Twelve years after the accession of eight countries of Central and Eastern Europe to the EU, followed by three more states in 2007 and 2013, the process of convergence with the older member states remains the main task and challenge. Estonia, the Czech Republic and Slovenia are the most successful countries in the ranking of the new Catch Up Index, occupying the 13th, 14th and 16th place among 35 European countries. Croatia, Romania and Bulgaria remain the last of the eleven newest old EU member states, taking the 26th, 28th and 29th place in the general ranking.
The index measures and ranks the performance of 35 countries in Europe – member states and candidates, by 47 indicators divided into four categories – Economy, Democracy, Quality of Life and Governance. It is devised and maintained by Open Society Institute – Sofia and is accessible at www.TheCatchUpIndex.eu. Since 2011 the index has had five issues, which allows the detection of trends and models in the processes of development of different countries, groups of countries or certain categories.
The main conclusion we may draw from the new issue of the index is that convergence is a working process which gives results and brings the newer member states closer to the others in the EU. This is evidenced by the fact that the group of the Central and Eastern European countries is the only one that has been progressing in the five-year monitoring period. However, the catch-up process is not regular and clearly shows that some countries are making better, others – more limited, use of their EU membership. According to the index results the country with the biggest progress this year is Estonia, which has moved five places up since 2011 – from the 18th to the 13th of a total of 35. Bulgaria remains the last of the CEE countries. By comparison, Romania marks an improvement which may be the grounds for a future successful catch-up, and Hungary deteriorates in three of the four index categories and steps back from its initial good position.
The catching-up in the Economy category is most successful for the CEE countries, and the most problematic convergence is in Quality of Life, which is registered by indicators referring to education, healthcare and social problems.
In the overall ranking Bulgaria occupies the 29th place of 35, preserving its position of 2014, but is one place down in comparison to 2011 and 2013. The country’s best results are in the Economy category, where it occupies the 28th position, followed by Democracy and Governance, 29th in both cases. The country’s poorest performance is in the Quality of Life category, where it takes 30th place.

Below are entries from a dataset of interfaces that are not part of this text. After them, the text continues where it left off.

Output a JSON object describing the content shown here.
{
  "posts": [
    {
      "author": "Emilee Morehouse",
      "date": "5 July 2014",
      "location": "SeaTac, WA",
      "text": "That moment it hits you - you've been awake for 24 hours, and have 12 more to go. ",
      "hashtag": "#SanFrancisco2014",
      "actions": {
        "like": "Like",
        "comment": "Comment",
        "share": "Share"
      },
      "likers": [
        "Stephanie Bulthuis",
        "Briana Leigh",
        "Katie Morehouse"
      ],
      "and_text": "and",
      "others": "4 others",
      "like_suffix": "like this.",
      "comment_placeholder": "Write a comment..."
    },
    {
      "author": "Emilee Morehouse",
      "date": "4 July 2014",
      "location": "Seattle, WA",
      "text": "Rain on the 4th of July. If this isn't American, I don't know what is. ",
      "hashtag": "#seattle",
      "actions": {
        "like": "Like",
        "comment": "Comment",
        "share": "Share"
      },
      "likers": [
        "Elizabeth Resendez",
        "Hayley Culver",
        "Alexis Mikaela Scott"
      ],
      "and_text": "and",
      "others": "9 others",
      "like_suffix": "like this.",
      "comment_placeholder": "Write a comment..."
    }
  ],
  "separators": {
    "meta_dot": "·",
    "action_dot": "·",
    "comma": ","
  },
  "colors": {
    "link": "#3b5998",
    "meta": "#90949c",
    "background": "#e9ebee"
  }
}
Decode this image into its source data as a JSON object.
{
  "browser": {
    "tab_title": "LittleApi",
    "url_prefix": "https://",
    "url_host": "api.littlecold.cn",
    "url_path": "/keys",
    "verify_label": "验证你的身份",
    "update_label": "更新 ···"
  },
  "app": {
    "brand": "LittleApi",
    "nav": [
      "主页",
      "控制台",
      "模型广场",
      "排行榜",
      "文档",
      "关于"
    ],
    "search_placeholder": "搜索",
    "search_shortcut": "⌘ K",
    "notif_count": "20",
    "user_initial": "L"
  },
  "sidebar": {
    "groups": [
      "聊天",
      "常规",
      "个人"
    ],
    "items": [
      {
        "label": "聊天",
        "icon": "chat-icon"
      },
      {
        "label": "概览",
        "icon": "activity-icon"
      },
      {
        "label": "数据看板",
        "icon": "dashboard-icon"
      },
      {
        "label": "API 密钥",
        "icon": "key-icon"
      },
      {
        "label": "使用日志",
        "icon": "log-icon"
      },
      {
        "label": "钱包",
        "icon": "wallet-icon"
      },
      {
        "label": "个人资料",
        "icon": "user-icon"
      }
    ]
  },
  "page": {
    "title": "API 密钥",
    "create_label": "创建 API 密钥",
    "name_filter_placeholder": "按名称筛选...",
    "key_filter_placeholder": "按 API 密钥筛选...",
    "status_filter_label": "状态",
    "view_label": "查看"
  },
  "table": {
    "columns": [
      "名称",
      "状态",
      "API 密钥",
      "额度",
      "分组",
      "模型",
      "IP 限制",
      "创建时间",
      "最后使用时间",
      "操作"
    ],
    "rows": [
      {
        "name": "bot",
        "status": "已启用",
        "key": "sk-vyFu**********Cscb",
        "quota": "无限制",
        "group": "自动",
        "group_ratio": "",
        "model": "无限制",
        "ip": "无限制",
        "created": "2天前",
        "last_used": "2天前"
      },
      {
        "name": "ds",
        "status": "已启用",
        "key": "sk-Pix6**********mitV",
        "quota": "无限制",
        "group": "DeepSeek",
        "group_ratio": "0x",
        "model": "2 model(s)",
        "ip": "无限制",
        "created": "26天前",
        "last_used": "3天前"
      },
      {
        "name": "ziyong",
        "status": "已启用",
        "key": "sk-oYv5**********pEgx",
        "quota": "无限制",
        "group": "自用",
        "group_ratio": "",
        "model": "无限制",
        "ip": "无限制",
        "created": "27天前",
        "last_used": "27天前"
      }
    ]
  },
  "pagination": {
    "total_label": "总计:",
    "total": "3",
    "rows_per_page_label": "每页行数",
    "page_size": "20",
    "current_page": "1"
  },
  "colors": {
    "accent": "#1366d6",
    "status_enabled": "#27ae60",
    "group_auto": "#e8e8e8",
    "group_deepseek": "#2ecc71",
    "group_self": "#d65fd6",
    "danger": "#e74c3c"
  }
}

In terms of the different indicators, Bulgaria is performing most successfully with regard to the level of government debt, going one position down, but remains third of 35 countries. There is some improvement in comparison with the results of previous years in energy efficiency, roads, information society, and market economy. This issue registers also better performance in terms of the quality of life indicators, such as poverty risk, but the inequality rises. Of the democracy and governance indicators the freedom of the media deteriorates, whereas the crime and conflict indicators mark an improvement.
With regard to the European processes the index registers the impact of the insufficient convergence between the countries and outlines the possible groups in Multi-speed Europe. The most developed groups include countries of the northern and northwestern parts of the continent, and the groups lagging behind are in the southeastern part of Europe. This is a prerequisite for an even greater North/South divide which replaces the previous gap between Eastern and Western Europe.
The website of the Catch Up Index is at www.thecatchupindex.eu, where users may find rankings by countries and indicators and create their own index using the data available. The index is a product of the European Policies Initiative (EuPI) of Open Society Institute – Sofia.
The complete text of the report Don’t panic! Findings of the European Catch Up Index 2015.